§ **Exercise data**
....
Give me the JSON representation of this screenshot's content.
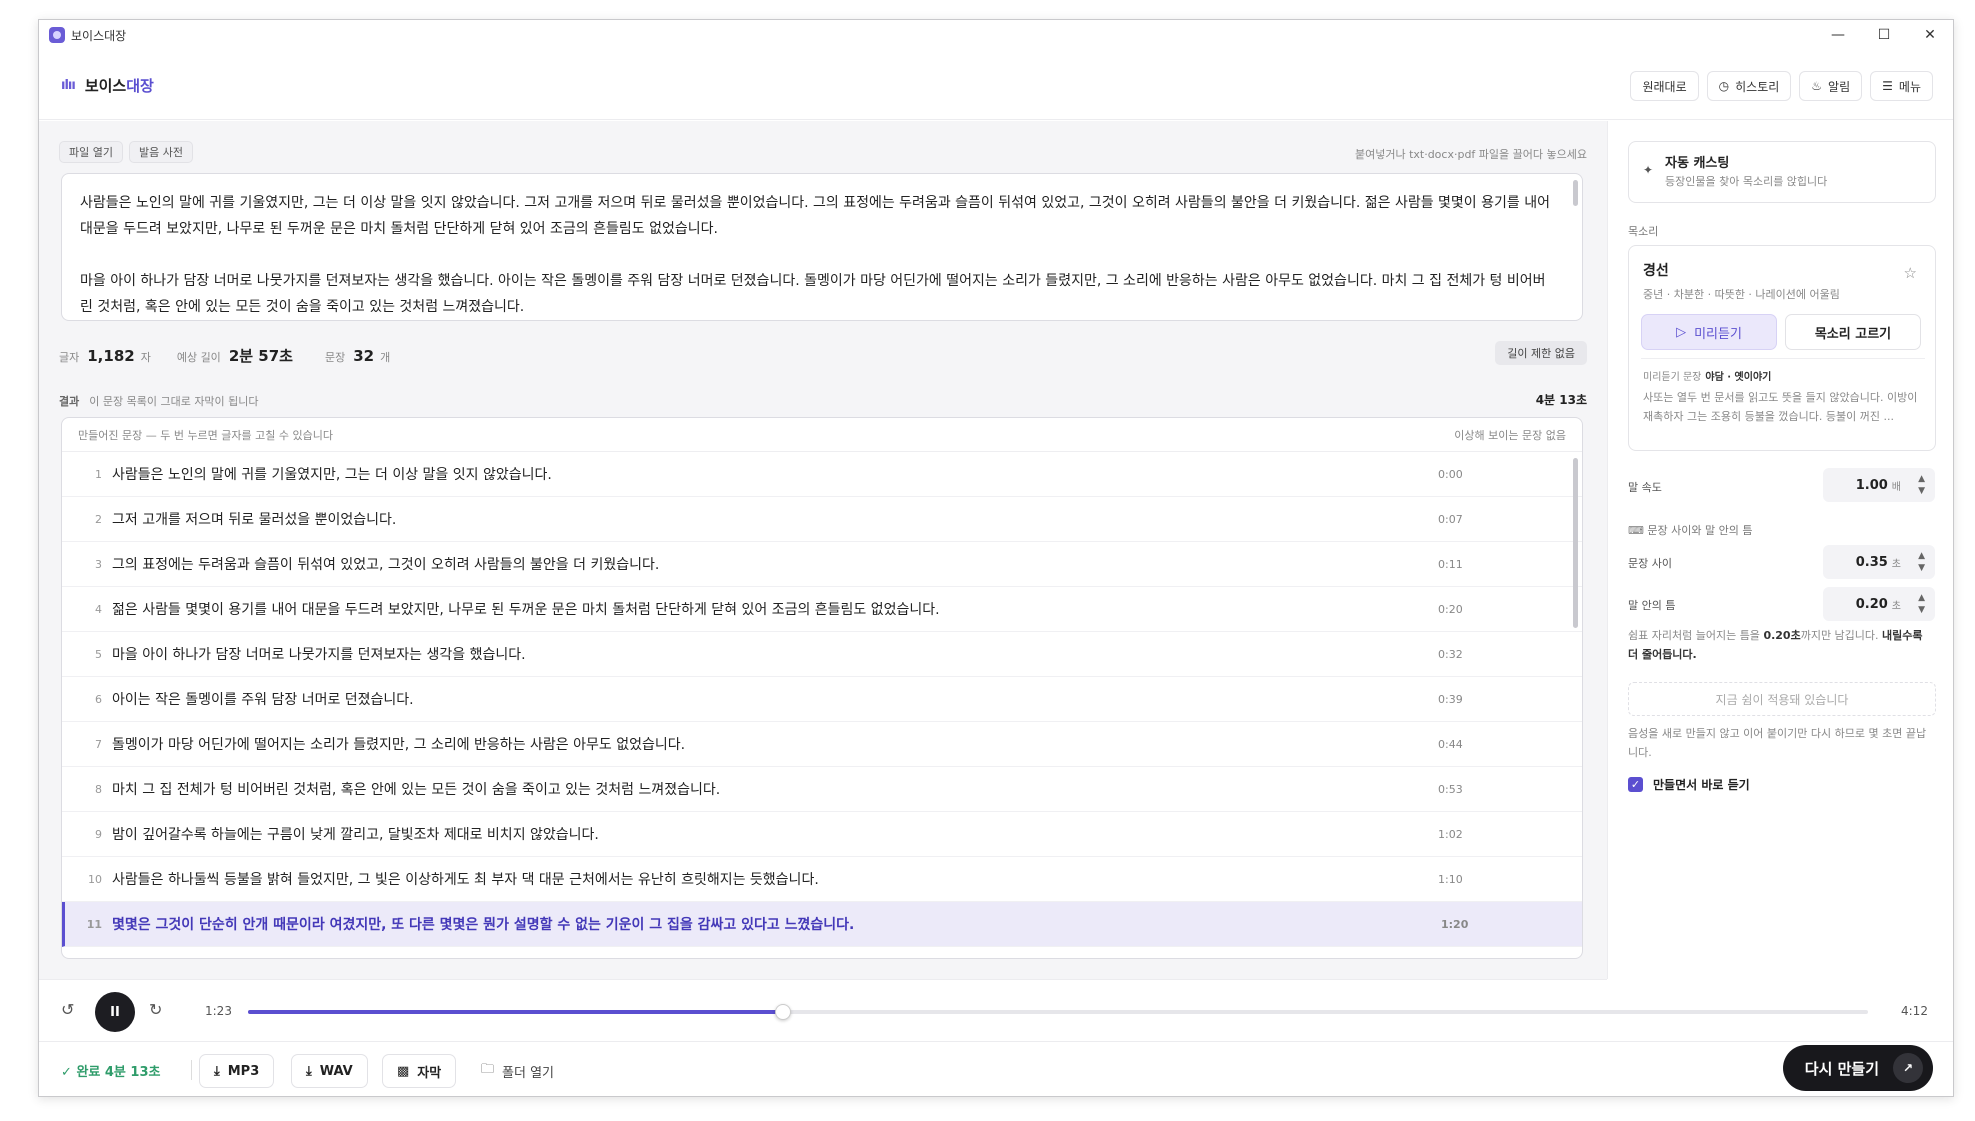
{
  "window": {
    "title": "보이스대장"
  },
  "header": {
    "brand_main": "보이스",
    "brand_accent": "대장",
    "buttons": [
      "원래대로",
      "히스토리",
      "알림",
      "메뉴"
    ]
  },
  "editor": {
    "toolbar": [
      "파일 열기",
      "발음 사전"
    ],
    "drop_hint": "붙여넣거나 txt·docx·pdf 파일을 끌어다 놓으세요",
    "paragraphs": [
      "사람들은 노인의 말에 귀를 기울였지만, 그는 더 이상 말을 잇지 않았습니다. 그저 고개를 저으며 뒤로 물러섰을 뿐이었습니다. 그의 표정에는 두려움과 슬픔이 뒤섞여 있었고, 그것이 오히려 사람들의 불안을 더 키웠습니다. 젊은 사람들 몇몇이 용기를 내어 대문을 두드려 보았지만, 나무로 된 두꺼운 문은 마치 돌처럼 단단하게 닫혀 있어 조금의 흔들림도 없었습니다.",
      "마을 아이 하나가 담장 너머로 나뭇가지를 던져보자는 생각을 했습니다. 아이는 작은 돌멩이를 주워 담장 너머로 던졌습니다. 돌멩이가 마당 어딘가에 떨어지는 소리가 들렸지만, 그 소리에 반응하는 사람은 아무도 없었습니다. 마치 그 집 전체가 텅 비어버린 것처럼, 혹은 안에 있는 모든 것이 숨을 죽이고 있는 것처럼 느껴졌습니다."
    ]
  },
  "stats": {
    "chars_label": "글자",
    "chars_value": "1,182",
    "chars_unit": "자",
    "length_label": "예상 길이",
    "length_value": "2분 57초",
    "sentences_label": "문장",
    "sentences_value": "32",
    "sentences_unit": "개",
    "limit_chip": "길이 제한 없음"
  },
  "result": {
    "label": "결과",
    "hint": "이 문장 목록이 그대로 자막이 됩니다",
    "duration": "4분 13초",
    "list_header_left": "만들어진 문장 — 두 번 누르면 글자를 고칠 수 있습니다",
    "list_header_right": "이상해 보이는 문장 없음",
    "rows": [
      {
        "num": "1",
        "text": "사람들은 노인의 말에 귀를 기울였지만, 그는 더 이상 말을 잇지 않았습니다.",
        "time": "0:00"
      },
      {
        "num": "2",
        "text": "그저 고개를 저으며 뒤로 물러섰을 뿐이었습니다.",
        "time": "0:07"
      },
      {
        "num": "3",
        "text": "그의 표정에는 두려움과 슬픔이 뒤섞여 있었고, 그것이 오히려 사람들의 불안을 더 키웠습니다.",
        "time": "0:11"
      },
      {
        "num": "4",
        "text": "젊은 사람들 몇몇이 용기를 내어 대문을 두드려 보았지만, 나무로 된 두꺼운 문은 마치 돌처럼 단단하게 닫혀 있어 조금의 흔들림도 없었습니다.",
        "time": "0:20"
      },
      {
        "num": "5",
        "text": "마을 아이 하나가 담장 너머로 나뭇가지를 던져보자는 생각을 했습니다.",
        "time": "0:32"
      },
      {
        "num": "6",
        "text": "아이는 작은 돌멩이를 주워 담장 너머로 던졌습니다.",
        "time": "0:39"
      },
      {
        "num": "7",
        "text": "돌멩이가 마당 어딘가에 떨어지는 소리가 들렸지만, 그 소리에 반응하는 사람은 아무도 없었습니다.",
        "time": "0:44"
      },
      {
        "num": "8",
        "text": "마치 그 집 전체가 텅 비어버린 것처럼, 혹은 안에 있는 모든 것이 숨을 죽이고 있는 것처럼 느껴졌습니다.",
        "time": "0:53"
      },
      {
        "num": "9",
        "text": "밤이 깊어갈수록 하늘에는 구름이 낮게 깔리고, 달빛조차 제대로 비치지 않았습니다.",
        "time": "1:02"
      },
      {
        "num": "10",
        "text": "사람들은 하나둘씩 등불을 밝혀 들었지만, 그 빛은 이상하게도 최 부자 댁 대문 근처에서는 유난히 흐릿해지는 듯했습니다.",
        "time": "1:10"
      },
      {
        "num": "11",
        "text": "몇몇은 그것이 단순히 안개 때문이라 여겼지만, 또 다른 몇몇은 뭔가 설명할 수 없는 기운이 그 집을 감싸고 있다고 느꼈습니다.",
        "time": "1:20",
        "active": true
      }
    ]
  },
  "player": {
    "current": "1:23",
    "total": "4:12",
    "progress": 0.33,
    "play_glyph": "II"
  },
  "bottom": {
    "done_label": "완료 4분 13초",
    "mp3": "MP3",
    "wav": "WAV",
    "subtitle": "자막",
    "folder": "폴더 열기",
    "remake": "다시 만들기"
  },
  "panel": {
    "auto_title": "자동 캐스팅",
    "auto_sub": "등장인물을 찾아 목소리를 앉힙니다",
    "voice_section": "목소리",
    "voice_name": "경선",
    "voice_desc": "중년 · 차분한 · 따뜻한 · 나레이션에 어울림",
    "preview_btn": "미리듣기",
    "choose_btn": "목소리 고르기",
    "preview_label": "미리듣기 문장",
    "preview_type": "야담 · 옛이야기",
    "preview_text": "사또는 열두 번 문서를 읽고도 뜻을 들지 않았습니다. 이방이 재촉하자 그는 조용히 등불을 껐습니다. 등불이 꺼진 ...",
    "speed_label": "말 속도",
    "speed_value": "1.00",
    "speed_unit": "배",
    "pause_section": "문장 사이와 말 안의 틈",
    "between_label": "문장 사이",
    "between_value": "0.35",
    "between_unit": "초",
    "inner_label": "말 안의 틈",
    "inner_value": "0.20",
    "inner_unit": "초",
    "note_pre": "쉼표 자리처럼 늘어지는 틈을 ",
    "note_bold": "0.20초",
    "note_mid": "까지만 남깁니다. ",
    "note_bold2": "내릴수록 더 줄어듭니다.",
    "applied": "지금 쉼이 적용돼 있습니다",
    "note2": "음성을 새로 만들지 않고 이어 붙이기만 다시 하므로 몇 초면 끝납니다.",
    "instant_play": "만들면서 바로 듣기"
  },
  "colors": {
    "accent": "#5b4fd0",
    "done": "#2f9c6a",
    "dark": "#18181c"
  }
}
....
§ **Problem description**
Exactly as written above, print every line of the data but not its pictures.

§ **Task response**
Give me the JSON representation of this screenshot's content.
{
  "window": {
    "title": "보이스대장"
  },
  "header": {
    "brand_main": "보이스",
    "brand_accent": "대장",
    "buttons": [
      "원래대로",
      "히스토리",
      "알림",
      "메뉴"
    ]
  },
  "editor": {
    "toolbar": [
      "파일 열기",
      "발음 사전"
    ],
    "drop_hint": "붙여넣거나 txt·docx·pdf 파일을 끌어다 놓으세요",
    "paragraphs": [
      "사람들은 노인의 말에 귀를 기울였지만, 그는 더 이상 말을 잇지 않았습니다. 그저 고개를 저으며 뒤로 물러섰을 뿐이었습니다. 그의 표정에는 두려움과 슬픔이 뒤섞여 있었고, 그것이 오히려 사람들의 불안을 더 키웠습니다. 젊은 사람들 몇몇이 용기를 내어 대문을 두드려 보았지만, 나무로 된 두꺼운 문은 마치 돌처럼 단단하게 닫혀 있어 조금의 흔들림도 없었습니다.",
      "마을 아이 하나가 담장 너머로 나뭇가지를 던져보자는 생각을 했습니다. 아이는 작은 돌멩이를 주워 담장 너머로 던졌습니다. 돌멩이가 마당 어딘가에 떨어지는 소리가 들렸지만, 그 소리에 반응하는 사람은 아무도 없었습니다. 마치 그 집 전체가 텅 비어버린 것처럼, 혹은 안에 있는 모든 것이 숨을 죽이고 있는 것처럼 느껴졌습니다."
    ]
  },
  "stats": {
    "chars_label": "글자",
    "chars_value": "1,182",
    "chars_unit": "자",
    "length_label": "예상 길이",
    "length_value": "2분 57초",
    "sentences_label": "문장",
    "sentences_value": "32",
    "sentences_unit": "개",
    "limit_chip": "길이 제한 없음"
  },
  "result": {
    "label": "결과",
    "hint": "이 문장 목록이 그대로 자막이 됩니다",
    "duration": "4분 13초",
    "list_header_left": "만들어진 문장 — 두 번 누르면 글자를 고칠 수 있습니다",
    "list_header_right": "이상해 보이는 문장 없음",
    "rows": [
      {
        "num": "1",
        "text": "사람들은 노인의 말에 귀를 기울였지만, 그는 더 이상 말을 잇지 않았습니다.",
        "time": "0:00"
      },
      {
        "num": "2",
        "text": "그저 고개를 저으며 뒤로 물러섰을 뿐이었습니다.",
        "time": "0:07"
      },
      {
        "num": "3",
        "text": "그의 표정에는 두려움과 슬픔이 뒤섞여 있었고, 그것이 오히려 사람들의 불안을 더 키웠습니다.",
        "time": "0:11"
      },
      {
        "num": "4",
        "text": "젊은 사람들 몇몇이 용기를 내어 대문을 두드려 보았지만, 나무로 된 두꺼운 문은 마치 돌처럼 단단하게 닫혀 있어 조금의 흔들림도 없었습니다.",
        "time": "0:20"
      },
      {
        "num": "5",
        "text": "마을 아이 하나가 담장 너머로 나뭇가지를 던져보자는 생각을 했습니다.",
        "time": "0:32"
      },
      {
        "num": "6",
        "text": "아이는 작은 돌멩이를 주워 담장 너머로 던졌습니다.",
        "time": "0:39"
      },
      {
        "num": "7",
        "text": "돌멩이가 마당 어딘가에 떨어지는 소리가 들렸지만, 그 소리에 반응하는 사람은 아무도 없었습니다.",
        "time": "0:44"
      },
      {
        "num": "8",
        "text": "마치 그 집 전체가 텅 비어버린 것처럼, 혹은 안에 있는 모든 것이 숨을 죽이고 있는 것처럼 느껴졌습니다.",
        "time": "0:53"
      },
      {
        "num": "9",
        "text": "밤이 깊어갈수록 하늘에는 구름이 낮게 깔리고, 달빛조차 제대로 비치지 않았습니다.",
        "time": "1:02"
      },
      {
        "num": "10",
        "text": "사람들은 하나둘씩 등불을 밝혀 들었지만, 그 빛은 이상하게도 최 부자 댁 대문 근처에서는 유난히 흐릿해지는 듯했습니다.",
        "time": "1:10"
      },
      {
        "num": "11",
        "text": "몇몇은 그것이 단순히 안개 때문이라 여겼지만, 또 다른 몇몇은 뭔가 설명할 수 없는 기운이 그 집을 감싸고 있다고 느꼈습니다.",
        "time": "1:20",
        "active": true
      }
    ]
  },
  "player": {
    "current": "1:23",
    "total": "4:12",
    "progress": 0.33,
    "play_glyph": "II"
  },
  "bottom": {
    "done_label": "완료 4분 13초",
    "mp3": "MP3",
    "wav": "WAV",
    "subtitle": "자막",
    "folder": "폴더 열기",
    "remake": "다시 만들기"
  },
  "panel": {
    "auto_title": "자동 캐스팅",
    "auto_sub": "등장인물을 찾아 목소리를 앉힙니다",
    "voice_section": "목소리",
    "voice_name": "경선",
    "voice_desc": "중년 · 차분한 · 따뜻한 · 나레이션에 어울림",
    "preview_btn": "미리듣기",
    "choose_btn": "목소리 고르기",
    "preview_label": "미리듣기 문장",
    "preview_type": "야담 · 옛이야기",
    "preview_text": "사또는 열두 번 문서를 읽고도 뜻을 들지 않았습니다. 이방이 재촉하자 그는 조용히 등불을 껐습니다. 등불이 꺼진 ...",
    "speed_label": "말 속도",
    "speed_value": "1.00",
    "speed_unit": "배",
    "pause_section": "문장 사이와 말 안의 틈",
    "between_label": "문장 사이",
    "between_value": "0.35",
    "between_unit": "초",
    "inner_label": "말 안의 틈",
    "inner_value": "0.20",
    "inner_unit": "초",
    "note_pre": "쉼표 자리처럼 늘어지는 틈을 ",
    "note_bold": "0.20초",
    "note_mid": "까지만 남깁니다. ",
    "note_bold2": "내릴수록 더 줄어듭니다.",
    "applied": "지금 쉼이 적용돼 있습니다",
    "note2": "음성을 새로 만들지 않고 이어 붙이기만 다시 하므로 몇 초면 끝납니다.",
    "instant_play": "만들면서 바로 듣기"
  },
  "colors": {
    "accent": "#5b4fd0",
    "done": "#2f9c6a",
    "dark": "#18181c"
  }
}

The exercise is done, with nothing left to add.